I was struck by what I saw as the similarities in Wallace's appeal, if not all his policies, to that of the modern Tea Party. Granted, the Tea Party crowd would not have cared for all his spending priorities, but the naked appeal to anger, along with the anti-Washington and anti-intellectual sentiments, resonates as a not-so-distant ancestor to the current movement. In his rhetoric, Wallace gave voice to similar frustrations, even though his economic populism would likely have few takers amongst most Tea Party adherents. Having grown up watching Wallace, I was impressed with how well Smith captures the essence of the former Governor and the sections covering his rallies effectively place the reader at the scene.
Outside the Deep South, many, perhaps most, people think of George C. Wallace as nothing more than an angry racist.
But Wallace was not a racist; he was something worse: a political opportunist who used fears and frustrations to further and enhance his own political career. He survived by playing on the people's worst instincts and thrived by doing so.
A racist is at least honest, honest about his motivation for hate. Wallace was not. It was all about politics and the next election. He was a political manipulator who played to and encouraged the worst in people. There is nothing, or very little, in Wallace's past or in his political career that suggests he hated Blacks. Yet his political career was based on "keeping them in their place," the place that the lowest and worst elements of Alabama wanted them to be.
Yes, he couched it in "state's rights," but his was essentially a "keep'um in their place," agenda. And in doing so, he brought about untold violence suffering and bloodshed.
His son, George Wallace, Jr., has said that no book about his father would be complete without mentioning redemption at the end. That may well be true and this works discusses his apologies and efforts at reconciliation. The reader and the public will have to decide about that part of the Wallace story. The writer does a good job of offering it up for review and consideration.
The book starts off slow, but picks up when Wallace is elected governor. Good, and fascinating insight into what seem like never-told-before stories about the "Stand In The Schoolhouse Door" and meeting wth LBJ in the days between Bloody Sunday and the start of the Selma March. Wallace was good, but LBJ was the master. He was one of the few people capable of putting Wallace in his place, and he did just that at their White House meeting. Fascinating, real fascinating, stuff.
But in reading the book, one does wonder about the liberal use of quotation marks. Are these actual quotations or are they words the author put in quotations assuming it, or something like it, was said?
Either way, the book is good, well worth reading. As it effectively states, no losing candidate ever affected the national political scene moreso than George C. Wallace.
For those of us who lived through the Wallace Era in Alabama, this book is like a trip down memory lane, not all of it good. Some of it horrifying bad.
George C. Wallace--the master politican. There may have been none better.
Jeff Smith's "The Fighting Little Judge, The Life and Times of George C. Wallace", walks the reader through an unforgettable time in the deep south. A young George Wallace, demagogue and racist, vaults into Alabama politics and quickly gains national recognition. A defiant Wallace "stands in the schoolhouse door" at the University of Alabama, to block the entrance of its fist two African American students.
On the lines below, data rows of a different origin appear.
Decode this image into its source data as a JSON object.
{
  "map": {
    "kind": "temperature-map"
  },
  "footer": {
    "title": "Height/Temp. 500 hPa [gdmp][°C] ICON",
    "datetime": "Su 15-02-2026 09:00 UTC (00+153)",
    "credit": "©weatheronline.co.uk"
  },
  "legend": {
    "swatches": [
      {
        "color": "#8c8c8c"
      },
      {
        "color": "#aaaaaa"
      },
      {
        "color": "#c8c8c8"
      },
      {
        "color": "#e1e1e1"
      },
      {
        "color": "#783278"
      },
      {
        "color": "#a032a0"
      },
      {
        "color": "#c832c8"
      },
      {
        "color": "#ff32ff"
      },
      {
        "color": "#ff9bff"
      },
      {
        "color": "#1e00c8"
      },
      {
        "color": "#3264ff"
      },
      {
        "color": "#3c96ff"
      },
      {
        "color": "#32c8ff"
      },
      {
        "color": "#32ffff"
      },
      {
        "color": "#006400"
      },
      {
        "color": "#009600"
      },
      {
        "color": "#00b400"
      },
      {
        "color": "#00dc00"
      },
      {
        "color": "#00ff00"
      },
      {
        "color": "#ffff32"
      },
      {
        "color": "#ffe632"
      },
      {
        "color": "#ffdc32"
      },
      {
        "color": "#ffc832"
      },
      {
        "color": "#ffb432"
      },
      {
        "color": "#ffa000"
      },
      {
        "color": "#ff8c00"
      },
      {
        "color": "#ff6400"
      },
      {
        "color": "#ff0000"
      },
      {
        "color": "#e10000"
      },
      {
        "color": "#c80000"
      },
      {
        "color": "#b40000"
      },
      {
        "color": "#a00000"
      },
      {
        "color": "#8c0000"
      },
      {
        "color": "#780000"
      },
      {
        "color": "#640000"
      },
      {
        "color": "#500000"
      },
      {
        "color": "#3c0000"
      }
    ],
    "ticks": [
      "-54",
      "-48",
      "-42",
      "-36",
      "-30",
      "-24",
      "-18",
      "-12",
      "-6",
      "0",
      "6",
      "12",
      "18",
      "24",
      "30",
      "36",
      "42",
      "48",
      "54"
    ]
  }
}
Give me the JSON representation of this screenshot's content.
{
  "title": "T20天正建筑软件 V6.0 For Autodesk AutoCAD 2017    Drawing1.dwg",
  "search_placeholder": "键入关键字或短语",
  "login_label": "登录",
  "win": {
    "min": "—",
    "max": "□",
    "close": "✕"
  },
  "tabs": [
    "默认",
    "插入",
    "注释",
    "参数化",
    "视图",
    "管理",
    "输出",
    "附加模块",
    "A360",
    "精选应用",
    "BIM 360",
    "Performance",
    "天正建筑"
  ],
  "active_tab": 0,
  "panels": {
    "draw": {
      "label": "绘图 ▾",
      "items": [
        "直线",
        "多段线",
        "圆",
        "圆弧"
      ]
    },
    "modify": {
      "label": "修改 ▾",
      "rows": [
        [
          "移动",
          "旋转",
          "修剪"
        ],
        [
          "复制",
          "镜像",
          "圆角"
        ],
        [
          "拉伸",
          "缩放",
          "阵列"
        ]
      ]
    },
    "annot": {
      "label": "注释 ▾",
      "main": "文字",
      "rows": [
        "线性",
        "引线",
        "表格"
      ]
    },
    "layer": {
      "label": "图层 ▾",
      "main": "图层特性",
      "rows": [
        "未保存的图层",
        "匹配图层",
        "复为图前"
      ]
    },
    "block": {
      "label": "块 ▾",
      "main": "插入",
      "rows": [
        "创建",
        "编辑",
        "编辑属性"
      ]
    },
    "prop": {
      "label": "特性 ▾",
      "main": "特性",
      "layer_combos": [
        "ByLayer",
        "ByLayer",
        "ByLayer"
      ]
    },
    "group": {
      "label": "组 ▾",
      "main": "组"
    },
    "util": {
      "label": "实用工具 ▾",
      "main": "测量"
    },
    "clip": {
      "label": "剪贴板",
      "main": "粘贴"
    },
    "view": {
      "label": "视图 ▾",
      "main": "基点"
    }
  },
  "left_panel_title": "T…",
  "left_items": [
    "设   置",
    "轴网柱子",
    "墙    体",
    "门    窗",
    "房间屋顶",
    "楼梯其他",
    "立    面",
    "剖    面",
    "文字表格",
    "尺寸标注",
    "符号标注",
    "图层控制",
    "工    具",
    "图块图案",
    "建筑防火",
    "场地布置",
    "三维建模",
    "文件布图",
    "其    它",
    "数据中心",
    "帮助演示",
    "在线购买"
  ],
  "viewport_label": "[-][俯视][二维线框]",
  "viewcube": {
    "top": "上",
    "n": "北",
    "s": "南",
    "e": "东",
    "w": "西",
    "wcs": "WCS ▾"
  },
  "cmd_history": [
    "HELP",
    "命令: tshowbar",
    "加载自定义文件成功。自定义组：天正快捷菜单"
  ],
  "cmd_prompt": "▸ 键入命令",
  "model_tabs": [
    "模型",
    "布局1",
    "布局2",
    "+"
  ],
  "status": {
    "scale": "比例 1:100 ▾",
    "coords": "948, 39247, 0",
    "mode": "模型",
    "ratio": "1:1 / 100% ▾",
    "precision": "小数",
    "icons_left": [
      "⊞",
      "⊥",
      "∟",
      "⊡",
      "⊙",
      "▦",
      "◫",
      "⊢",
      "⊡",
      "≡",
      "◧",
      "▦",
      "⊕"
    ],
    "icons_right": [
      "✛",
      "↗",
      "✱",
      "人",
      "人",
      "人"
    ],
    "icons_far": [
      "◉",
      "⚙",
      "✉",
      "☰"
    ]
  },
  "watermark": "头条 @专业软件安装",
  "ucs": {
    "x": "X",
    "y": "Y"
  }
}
As attitudes change and Wallace's "Separate but equal" mantra loses traction, we see him become a repentant man and a champion for minorities and poor people. This is a well researched book, full of interesting facts and colorful stories.
Jeff Smith has proven again that the best stories are true. I am eager to read his next book. It is said "history repeats itself" well it bears repeating when done by this thoughtful history detective. A really good read. Wonderful personality observations as well as harsh details of a time not so long ago revealed. thank you for your work a gift of compulation and appreciation of intimate. You breathe life into your characters.
Smith proves again that the best stories are true, and he does a great job of telling them. A really good read. The author always pays a close attention to detail and those of us who remember this time...knows of his accuracy. Once again...another Great Read!
Smith does a great job giving insight into the erratic actions of George Wallace. Wallace's controversial actions may cause some to not want to read about him. I disagree and feel that understanding his reasoning and dramatic change of heart in his later years is beneficial. Once again Smith does not just relay the facts, but breathe life into this fascinating man's history.